ClientEarth has reported three insurance companies to the Financial Conduct Authority for failing to disclose climate change-related risks in their annual reports. The three insurers targeted are Admiral Group plc, Lancashire Holdings Limited and Phoenix Group Holdings.
The complaints, available on ClientEarth’s website, include an extensive discussion of the general risks which climate change poses to the insurance sector. They also explore specific risks which climate change may pose to each target insurer based on their business model.
The risks discussed in the complaints fall into four main categories:
- Physical risks from climate change, which are likely to result in more claims as well as a reduction in the value of insurers’ assets.
- Transition risks caused by changing consumer preferences, technological advances, and new governmental policy could also reduce the value of their investment portfolios. These are illustrated by a range of examples drawn from recent research, including a discussion of the high risk of asset stranding within the coal industry. For instance, 54% of operating coal capacity in Europe is cash flow negative today, and this is set to increase to 97% by 2030.
- Liability risks if losses are suffered as a result of climate risks and insurance companies find themselves on the hook for third-party liability claims against their corporate customers.
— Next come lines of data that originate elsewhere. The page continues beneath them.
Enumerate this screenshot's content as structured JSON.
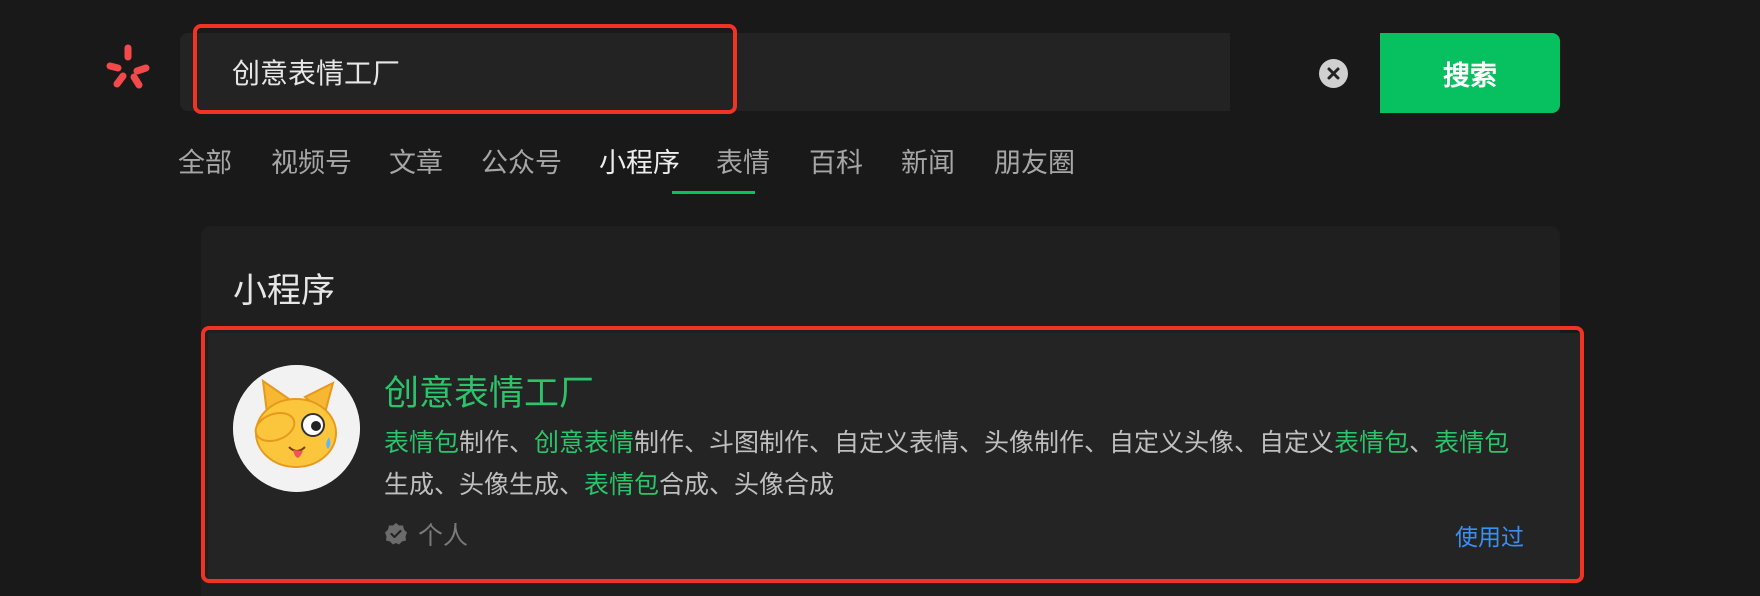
{
  "search": {
    "query": "创意表情工厂",
    "button_label": "搜索"
  },
  "tabs": [
    {
      "label": "全部"
    },
    {
      "label": "视频号"
    },
    {
      "label": "文章"
    },
    {
      "label": "公众号"
    },
    {
      "label": "小程序"
    },
    {
      "label": "表情"
    },
    {
      "label": "百科"
    },
    {
      "label": "新闻"
    },
    {
      "label": "朋友圈"
    }
  ],
  "active_tab": "小程序",
  "section": {
    "title": "小程序"
  },
  "result": {
    "name": "创意表情工厂",
    "description": {
      "segments": [
        {
          "text": "表情包",
          "highlight": true
        },
        {
          "text": "制作、",
          "highlight": false
        },
        {
          "text": "创意表情",
          "highlight": true
        },
        {
          "text": "制作、斗图制作、自定义表情、头像制作、自定义头像、自定义",
          "highlight": false
        },
        {
          "text": "表情包",
          "highlight": true
        },
        {
          "text": "、",
          "highlight": false
        },
        {
          "text": "表情包",
          "highlight": true
        },
        {
          "text": "生成、头像生成、",
          "highlight": false
        },
        {
          "text": "表情包",
          "highlight": true
        },
        {
          "text": "合成、头像合成",
          "highlight": false
        }
      ]
    },
    "verification": "个人",
    "used_label": "使用过"
  },
  "colors": {
    "accent_green": "#07c160",
    "highlight_green": "#2cc46a",
    "link_blue": "#3a8ff3",
    "annotation_red": "#f03324"
  }
}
- Reputational risk for the insurance sector as the role it plays in underwriting and financing the fossil fuel sector comes under increased public scrutiny. The complaints discuss the Insure Our Future campaign who estimate that nearly half of the global reinsurance market are now divesting from coal. As increasingly ambitious policies are adopted, further pressure will build for laggards who may find it challenging to justify their inaction.
Furthermore, the complaints emphasise that these risks are interrelated which may amplify their severity. In many cases climate change may affect both sides of insurers’ balance sheets, thereby making them particularly vulnerable. Against that backdrop, the complaints address the ill-conceived notion that insurers can manage climate risks through annual repricing and the withdrawal of coverage alone.
The complaints conclude that climate change is a principal risk or uncertainty affecting the target companies. As a result they are legally obliged to report this in their annual reports in accordance with the Disclosure Guidance and Transparency Rules. Despite this, none of the target companies mention climate change in their annual reports.
Depending on the outcome of their investigations, the FCA could fine or publicly censure the insurers as a result of the complaints. The companies could also be made to publish information which rectifies the omissions in their annual reports.
The FCA recently responded to the Environmental Audit Committee’s Green Finance report, listing proactive steps it was taking with regard to climate change-related disclosures.
As part of this, the FCA said that it will “highlight to issuers the need to make adequate disclosures regarding materially important information, including information that allows investors to understand how ESG matters affect the valuation of a listed company’s securities and how these matters are managed by the company.”
It remains to be seen whether the FCA now takes this opportunity to do so.